You may be asking why you would want to go through all this... There is a reward at the end as I learned later that day, and will explain more in a few.
Your aiming point should be for a small island that just to the right from the center of the channel. Thomas Isle and the "Twinnies" are your focus. the Twinnies are two identical formations that stand guard and if you look carefully there are always seals basking or sun bathing. Get in a look before you actually get to the formations because the seals will scatter into the extremely cold 52 degree water. Once you get to Thomas Isle, which is the small island, you can set your boat cautiously and land on the rocks. These are very rough fixtures to the island and would suggest caution when exiting your boat. Enjoy lunch here and pay very close attention to the mouth of the channel. 9 out of 10 times I have been here there have been porpose and small whales blowing hot air from there lungs.
Leaving Thomas Isle, proceed to the North West and the shores to your right. There are NO smooth rock formations, and I would suggest that fiberglass boats not land here. the footing is unstable and with crashing waves, you can actually get cut, as I did, from a fall or slip.
There is plenty to see here to the trained eye. Wildlife galore, which can include Puffins, whales, seals and plenty of sea going birds.
Although the days we have been out in this region, we encountered heavy winds, there are times that the water and waves are slow to non-existant.
To get back to your point of origin, (which is around 5 nautical miles) you will want to venture due south so that Thomas Isle is to your left. It is easier to paddle then returning the exact way you came.
Once back in the cove you will notice that the wind and the rough of the waves has all but disappeared.
Final Note: If you don't feel like doing this trip yourself, there are 2 guide companies that supply the boats, and instruction for a 2-3 hour tour. NEVER do this venture alone. Always stay alert and use the proper equipment.

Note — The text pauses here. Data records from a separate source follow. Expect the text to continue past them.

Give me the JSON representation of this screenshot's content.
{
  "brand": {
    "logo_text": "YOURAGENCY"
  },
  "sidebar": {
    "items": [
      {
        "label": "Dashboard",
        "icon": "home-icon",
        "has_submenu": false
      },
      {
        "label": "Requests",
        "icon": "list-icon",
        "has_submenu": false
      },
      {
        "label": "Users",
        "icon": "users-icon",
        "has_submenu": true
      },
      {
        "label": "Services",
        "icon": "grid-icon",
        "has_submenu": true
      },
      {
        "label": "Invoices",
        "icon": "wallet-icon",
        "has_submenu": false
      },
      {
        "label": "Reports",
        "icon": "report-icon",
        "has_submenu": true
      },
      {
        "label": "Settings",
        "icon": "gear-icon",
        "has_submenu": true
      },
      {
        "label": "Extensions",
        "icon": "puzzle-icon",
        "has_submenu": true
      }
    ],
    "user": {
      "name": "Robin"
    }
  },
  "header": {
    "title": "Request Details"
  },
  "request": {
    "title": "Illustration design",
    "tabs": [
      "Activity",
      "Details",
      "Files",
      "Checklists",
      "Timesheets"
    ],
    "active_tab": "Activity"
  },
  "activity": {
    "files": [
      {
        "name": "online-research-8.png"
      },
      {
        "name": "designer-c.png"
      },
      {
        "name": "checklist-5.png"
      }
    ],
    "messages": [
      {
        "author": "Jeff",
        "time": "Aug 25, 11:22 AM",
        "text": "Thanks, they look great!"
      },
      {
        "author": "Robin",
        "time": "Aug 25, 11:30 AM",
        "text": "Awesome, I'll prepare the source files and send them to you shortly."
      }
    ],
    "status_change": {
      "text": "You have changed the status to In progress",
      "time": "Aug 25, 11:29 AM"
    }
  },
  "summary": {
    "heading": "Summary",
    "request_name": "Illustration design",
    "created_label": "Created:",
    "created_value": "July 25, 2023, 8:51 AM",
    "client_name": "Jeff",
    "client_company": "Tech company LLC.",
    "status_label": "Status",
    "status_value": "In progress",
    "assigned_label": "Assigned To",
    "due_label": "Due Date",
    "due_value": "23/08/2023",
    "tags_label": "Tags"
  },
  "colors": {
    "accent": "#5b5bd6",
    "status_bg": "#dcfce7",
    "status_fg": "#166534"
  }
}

Follow the signs for Indian Point. Pass the entrance to Indian Point park and you will see signs for Hadley Point Fishing Pier. Finding Parking may be tricky, however you can launch your boat(s) and use the side of the road as parking.
Bent Shaft Canoe Paddles
Paddler's Truck Rack